Given the propensity of the Macedonian aristocracy to assassination, it is scarcely surprising that allegations of foul play have been made about the death of Alexander. Diodorus, Plutarch, Arrian and Justin all mention the theory that Alexander was poisoned. Plutarch dismisses it as a fabrication, but both Diodorus and Arrian say that they only mention it for the sake of completeness. The accounts are nevertheless fairly consistent in designating Antipater, recently removed from the position of Macedonian viceroy, and at odds with Olympias, as the head of the alleged plot. Perhaps taking his summons to Babylon as a death sentence in waiting, and having seen the fate of Parmenion and Philotas, Antipater arranged for Alexander to be poisoned by his son Iollas, who was Alexander's wine-pourer. There is even a suggestion that Aristotle may have had a hand in the plot. Conversely, the strongest argument against the poison theory is the fact that twelve days had passed between the start of his illness and his death; in the ancient world, such long-acting poisons were probably not available.
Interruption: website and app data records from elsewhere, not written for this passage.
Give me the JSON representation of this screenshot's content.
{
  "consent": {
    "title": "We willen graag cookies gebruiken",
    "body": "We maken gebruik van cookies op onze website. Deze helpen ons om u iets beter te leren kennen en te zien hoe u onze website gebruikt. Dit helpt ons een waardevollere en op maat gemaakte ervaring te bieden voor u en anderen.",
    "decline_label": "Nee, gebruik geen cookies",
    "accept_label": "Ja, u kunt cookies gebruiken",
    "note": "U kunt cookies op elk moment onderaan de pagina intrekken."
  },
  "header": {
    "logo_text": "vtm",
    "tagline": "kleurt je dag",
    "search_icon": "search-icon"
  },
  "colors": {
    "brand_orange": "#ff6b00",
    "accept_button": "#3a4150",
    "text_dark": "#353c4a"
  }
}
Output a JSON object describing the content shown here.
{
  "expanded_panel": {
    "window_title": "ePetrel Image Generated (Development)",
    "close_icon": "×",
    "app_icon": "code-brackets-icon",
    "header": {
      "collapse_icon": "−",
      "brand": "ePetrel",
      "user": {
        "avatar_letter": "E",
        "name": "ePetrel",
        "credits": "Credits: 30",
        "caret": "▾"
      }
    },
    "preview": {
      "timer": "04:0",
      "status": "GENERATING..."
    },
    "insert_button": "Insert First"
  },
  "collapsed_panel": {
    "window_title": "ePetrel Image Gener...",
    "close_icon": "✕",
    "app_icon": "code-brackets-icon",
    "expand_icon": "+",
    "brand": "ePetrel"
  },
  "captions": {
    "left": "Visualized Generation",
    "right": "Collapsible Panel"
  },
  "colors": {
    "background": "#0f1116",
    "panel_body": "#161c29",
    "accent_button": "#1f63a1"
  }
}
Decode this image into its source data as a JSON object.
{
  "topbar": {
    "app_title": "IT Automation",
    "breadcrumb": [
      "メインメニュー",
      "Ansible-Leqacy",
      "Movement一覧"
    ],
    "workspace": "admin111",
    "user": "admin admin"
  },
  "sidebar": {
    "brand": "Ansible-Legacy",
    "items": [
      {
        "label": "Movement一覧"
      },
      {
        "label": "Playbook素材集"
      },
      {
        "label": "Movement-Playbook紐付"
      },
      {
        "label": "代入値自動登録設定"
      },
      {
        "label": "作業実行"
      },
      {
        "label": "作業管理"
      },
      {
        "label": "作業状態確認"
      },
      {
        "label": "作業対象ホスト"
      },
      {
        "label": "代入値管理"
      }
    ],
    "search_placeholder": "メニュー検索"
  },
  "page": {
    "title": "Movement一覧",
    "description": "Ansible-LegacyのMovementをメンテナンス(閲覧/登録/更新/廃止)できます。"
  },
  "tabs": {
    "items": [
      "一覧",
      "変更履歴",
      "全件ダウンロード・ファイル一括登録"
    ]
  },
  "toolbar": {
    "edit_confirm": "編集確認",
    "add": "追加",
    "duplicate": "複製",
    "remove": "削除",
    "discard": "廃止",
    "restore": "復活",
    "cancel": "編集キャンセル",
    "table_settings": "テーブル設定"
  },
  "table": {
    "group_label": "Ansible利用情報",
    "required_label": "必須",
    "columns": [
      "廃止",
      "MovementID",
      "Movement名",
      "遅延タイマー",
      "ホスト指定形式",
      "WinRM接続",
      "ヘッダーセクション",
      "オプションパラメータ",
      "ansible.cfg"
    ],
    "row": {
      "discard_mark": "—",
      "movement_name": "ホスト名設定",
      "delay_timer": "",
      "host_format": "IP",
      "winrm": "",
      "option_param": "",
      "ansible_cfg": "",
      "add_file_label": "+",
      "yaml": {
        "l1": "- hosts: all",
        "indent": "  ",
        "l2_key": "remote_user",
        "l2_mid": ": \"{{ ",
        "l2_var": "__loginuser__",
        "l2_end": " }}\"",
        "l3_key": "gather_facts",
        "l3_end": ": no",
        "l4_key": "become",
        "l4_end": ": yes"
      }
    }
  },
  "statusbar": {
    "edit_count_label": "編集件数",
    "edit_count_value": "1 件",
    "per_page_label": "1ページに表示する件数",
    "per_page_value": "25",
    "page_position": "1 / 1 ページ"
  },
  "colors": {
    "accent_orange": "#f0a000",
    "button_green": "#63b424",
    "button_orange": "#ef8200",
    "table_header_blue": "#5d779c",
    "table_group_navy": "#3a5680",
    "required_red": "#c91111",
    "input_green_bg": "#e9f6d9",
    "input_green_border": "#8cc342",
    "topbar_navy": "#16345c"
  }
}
Several natural causes (diseases) have been suggested as the cause of Alexander's death; malaria or typhoid fever are obvious candidates. A 1998 article in the <em>New England Journal of Medicine</em> attributed his death to typhoid fever complicated by bowel perforation and ascending paralysis, whereas another recent analysis has suggested pyrogenic spondylitis or meningitis as the cause. Other illnesses could have also been the culprit, including acute pancreatitis or the West Nile virus. Natural-cause theories also tend to emphasise that Alexander's health may have been in general decline after years of heavy drinking and his suffering severe wounds (including one in India that nearly claimed his life). Furthermore, the anguish that Alexander felt after Hephaestion's death may have contributed to his declining health.
The most probable cause of Alexanders death is however, the result of overdosing on medicine made from Hellebore, deadly in large doses. The very few things we do know about his death, can today be explained only with accidental hellebore-poisoning.